Data section section start

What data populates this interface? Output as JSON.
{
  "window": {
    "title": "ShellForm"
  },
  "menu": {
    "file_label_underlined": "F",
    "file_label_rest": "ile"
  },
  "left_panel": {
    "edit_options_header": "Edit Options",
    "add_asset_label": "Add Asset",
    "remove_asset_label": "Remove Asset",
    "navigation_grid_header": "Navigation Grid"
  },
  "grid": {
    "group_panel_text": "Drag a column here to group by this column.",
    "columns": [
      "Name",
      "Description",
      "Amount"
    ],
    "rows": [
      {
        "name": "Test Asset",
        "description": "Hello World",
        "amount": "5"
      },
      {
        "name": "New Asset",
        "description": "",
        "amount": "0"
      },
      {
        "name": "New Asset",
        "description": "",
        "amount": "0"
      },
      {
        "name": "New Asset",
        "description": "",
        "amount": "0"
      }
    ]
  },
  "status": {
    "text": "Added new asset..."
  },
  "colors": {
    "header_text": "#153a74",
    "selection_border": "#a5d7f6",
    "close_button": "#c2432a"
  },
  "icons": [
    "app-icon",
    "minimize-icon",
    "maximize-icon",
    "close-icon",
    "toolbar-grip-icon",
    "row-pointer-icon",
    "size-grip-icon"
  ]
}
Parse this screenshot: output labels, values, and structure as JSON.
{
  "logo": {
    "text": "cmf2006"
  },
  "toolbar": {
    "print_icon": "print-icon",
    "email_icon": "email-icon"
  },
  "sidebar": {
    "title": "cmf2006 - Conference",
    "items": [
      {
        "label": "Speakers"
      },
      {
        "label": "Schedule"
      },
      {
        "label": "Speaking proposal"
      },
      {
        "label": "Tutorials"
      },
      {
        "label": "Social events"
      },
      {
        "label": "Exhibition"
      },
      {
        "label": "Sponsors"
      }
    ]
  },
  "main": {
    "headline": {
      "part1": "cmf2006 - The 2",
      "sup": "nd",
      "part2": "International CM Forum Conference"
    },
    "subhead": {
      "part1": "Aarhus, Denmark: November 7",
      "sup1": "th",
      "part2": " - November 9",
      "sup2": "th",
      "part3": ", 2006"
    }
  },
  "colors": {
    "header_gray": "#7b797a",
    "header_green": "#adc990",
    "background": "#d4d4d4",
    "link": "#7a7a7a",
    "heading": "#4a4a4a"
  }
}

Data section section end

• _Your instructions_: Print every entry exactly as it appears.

• _The answer_:
What data populates this interface? Output as JSON.
{
  "window": {
    "title": "ShellForm"
  },
  "menu": {
    "file_label_underlined": "F",
    "file_label_rest": "ile"
  },
  "left_panel": {
    "edit_options_header": "Edit Options",
    "add_asset_label": "Add Asset",
    "remove_asset_label": "Remove Asset",
    "navigation_grid_header": "Navigation Grid"
  },
  "grid": {
    "group_panel_text": "Drag a column here to group by this column.",
    "columns": [
      "Name",
      "Description",
      "Amount"
    ],
    "rows": [
      {
        "name": "Test Asset",
        "description": "Hello World",
        "amount": "5"
      },
      {
        "name": "New Asset",
        "description": "",
        "amount": "0"
      },
      {
        "name": "New Asset",
        "description": "",
        "amount": "0"
      },
      {
        "name": "New Asset",
        "description": "",
        "amount": "0"
      }
    ]
  },
  "status": {
    "text": "Added new asset..."
  },
  "colors": {
    "header_text": "#153a74",
    "selection_border": "#a5d7f6",
    "close_button": "#c2432a"
  },
  "icons": [
    "app-icon",
    "minimize-icon",
    "maximize-icon",
    "close-icon",
    "toolbar-grip-icon",
    "row-pointer-icon",
    "size-grip-icon"
  ]
}
Parse this screenshot: output labels, values, and structure as JSON.
{
  "logo": {
    "text": "cmf2006"
  },
  "toolbar": {
    "print_icon": "print-icon",
    "email_icon": "email-icon"
  },
  "sidebar": {
    "title": "cmf2006 - Conference",
    "items": [
      {
        "label": "Speakers"
      },
      {
        "label": "Schedule"
      },
      {
        "label": "Speaking proposal"
      },
      {
        "label": "Tutorials"
      },
      {
        "label": "Social events"
      },
      {
        "label": "Exhibition"
      },
      {
        "label": "Sponsors"
      }
    ]
  },
  "main": {
    "headline": {
      "part1": "cmf2006 - The 2",
      "sup": "nd",
      "part2": "International CM Forum Conference"
    },
    "subhead": {
      "part1": "Aarhus, Denmark: November 7",
      "sup1": "th",
      "part2": " - November 9",
      "sup2": "th",
      "part3": ", 2006"
    }
  },
  "colors": {
    "header_gray": "#7b797a",
    "header_green": "#adc990",
    "background": "#d4d4d4",
    "link": "#7a7a7a",
    "heading": "#4a4a4a"
  }
}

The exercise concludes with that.